The Loya Jirga of 500 delegates will be meeting in Kabul next week. However, according to the New York Times, American officials warned that Taliban and Al Qaeda are planning attacks to either disrupt the Loya Jirga meeting or to terrorize the road to the Kabul to prevent delegates from reaching it. The New York Times has reported that a Taliban spokesman told news agencies that anyone that attends the Loya Jirga "deserves to die." Since last Thursday, a bomb went off in Kandahar wounding 20 people; two Indian highway workers were kidnapped by reported Taliban fighters; and a group of census takers were ambushed, leaving one dead.
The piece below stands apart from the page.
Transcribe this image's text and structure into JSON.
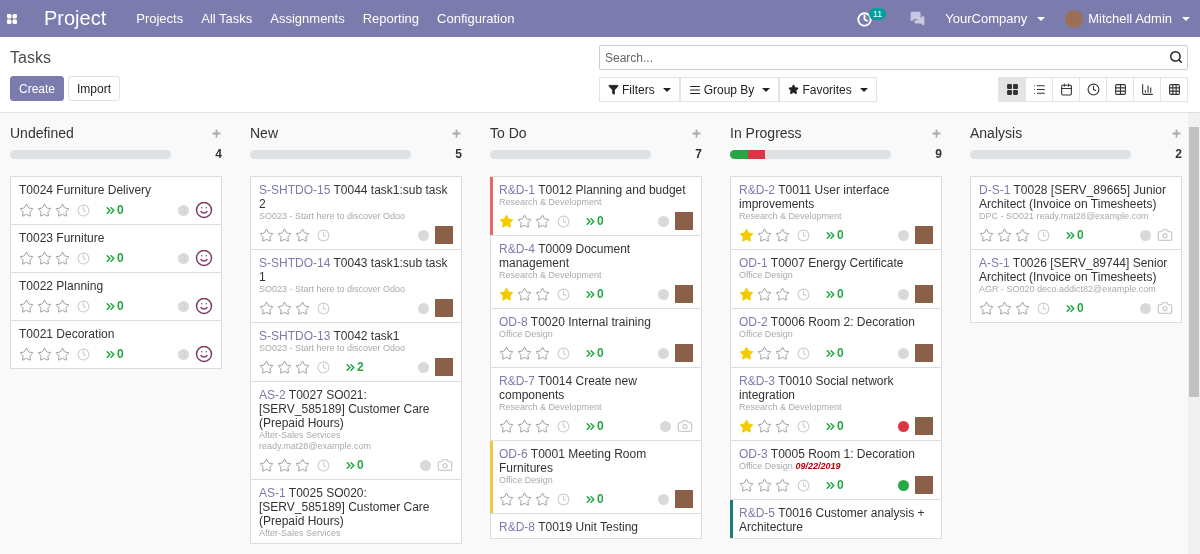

Tension has also increased as a result of US bombings in Eastern Afghanistan that killed women and children over the past weekend.
2/27/2015 This Bipartisan Bill Will Hold Colleges Accountable for Ending Campus Sexual Assault - A bipartisan bill aimed at holding colleges and universities accountable for rape and sexual assault cases was introduced in Congress yesterday, spearheaded by Senator Kirsten Gillibrand (D-NY).
Some of the Campus Accountability and Safety Act's key key provisions include a requirement of confidential reporting systems on colleges and universities, minimum training requirements for campus personnel, and stricter penalties for schools found to be in violation of Title IX or the Clery Act. . . .
2/26/2015 If This Bill Passes Federal Law Will Add Consent to Sex Ed Curriculums - Right now, federal law does not require health or sex education to include sexual assault prevention - but that could change with a new bill introduced by Senators Claire McCaskill (D-MO) and Tim Kaine (D-VA).
The Teach Safe Relationships Act of 2015, which was introduced earlier this month, would require all public secondary schools in the country to include teaching "safe relationship behavior" in order to help prevent domestic violence and sexual assault. . . .